Karamojo Bell started his elephant hunting career with a Jeffery built .450/400 double rifle prior to moving to his famous .275 Rigby.[4] Jim Corbett switched from a .500 Black Powder Express to a W.J. Jeffery boxlock double rifle in .400 Jeffery NE which he used along with a .275 Rigby.[5]

In his African Rifles and Cartridges, John "Pondoro" Taylor stated the 3-inch and 3¼-inch .450/400 NE cartridges to be "the grandest weapons imaginable for all big game hunting" adequate for all African game in almost all conditions when used by an experienced hunter.[6] He further stated "I derived greater pleasure from using the .400 than any other calibre; and no weapon behaved more successfully in my hands. I would happily finish the remainder of my career with a pair of them and nothing else-unless it was a third!"[6]

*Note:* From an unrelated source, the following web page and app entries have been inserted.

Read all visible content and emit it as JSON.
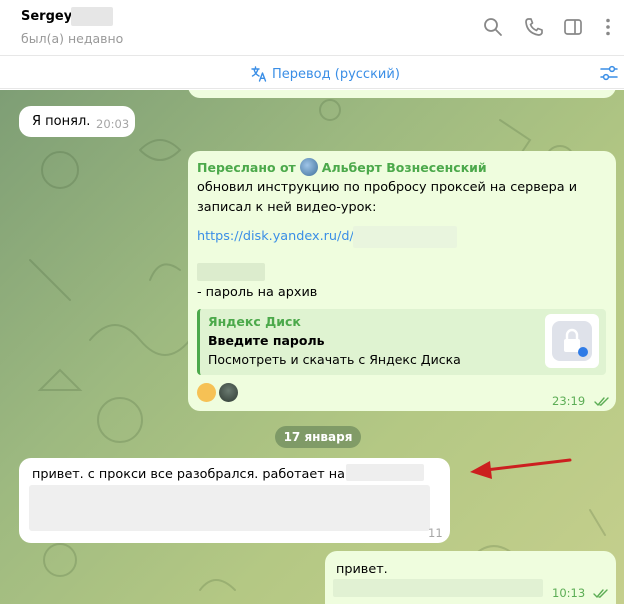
{
  "header": {
    "contact_name": "Sergey",
    "status": "был(а) недавно",
    "icons": [
      "search-icon",
      "phone-icon",
      "sidebar-icon",
      "more-icon"
    ]
  },
  "translation": {
    "label": "Перевод (русский)",
    "icon": "translate-icon",
    "settings_icon": "settings-icon"
  },
  "messages": [
    {
      "direction": "in",
      "text": "Я понял.",
      "time": "20:03"
    },
    {
      "direction": "out",
      "forwarded_prefix": "Переслано от",
      "forwarded_from": "Альберт Вознесенский",
      "text": "обновил инструкцию по пробросу проксей на сервера и записал к ней видео-урок:",
      "link": "https://disk.yandex.ru/d/A",
      "password_note": "- пароль на архив",
      "preview": {
        "site": "Яндекс Диск",
        "title": "Введите пароль",
        "description": "Посмотреть и скачать с Яндекс Диска"
      },
      "time": "23:19",
      "status": "read"
    },
    {
      "direction": "in",
      "text": "привет. с прокси все разобрался. работает на ура.",
      "time": "11"
    },
    {
      "direction": "out",
      "text": "привет.",
      "time": "10:13",
      "status": "read"
    }
  ],
  "date_separator": "17 января",
  "colors": {
    "accent": "#3a8ee6",
    "outgoing_bubble": "#effdde",
    "incoming_bubble": "#ffffff",
    "forward_green": "#4ca94b",
    "annotation_arrow": "#cc1f1f"
  }
}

Major Percy Powell-Cotton wrote the "Jeffery .400 ejector express rifle I first carried in my Abyssinian expedition is my favourite weapon for dangerous game. With all nickel-covered bullets it is excellent for head or heart shots at elephant. With the lead just showing at the nose they do good work on rhino and buffalo; whilst with half the lead exposed I do not think you can get a better weapon for lion."[6]

Elmer Keith stated this cartridge would be his first choice when hunting brown bear in Alaska.[2]

See also[edit]


  1. ^ Kynoch Ammunition, "Big Game Cartridges", kynochammunition.co.uk, archived 21 November 2015.
  2. ^ a b c d Frank C. Barnes, Cartridges of the World, ed 13, Gun Digest Books, Iola, 2012, ISBN 9781440230592.
  3. ^ Paul Roberts, "Nitro big game rifles", ezine.nitroexpress.info, retrieved 13 November 2015.
  4. ^ Ganyana, "The 450/400 Nitro Express", soulofacarp.com, retrieved 21 November 2015.
  5. ^ Terry Wieland, Dangerous-game rifles, ed 2, Down East Books / Shooting Sportsman Press, 2009, ISBN 978-0-89272-807-7.
  6. ^ a b c John Taylor, African rifles and cartridges, Sportsman’s Vintage Press, 2013, ISBN 978-1-940001-01-2.

External links[edit]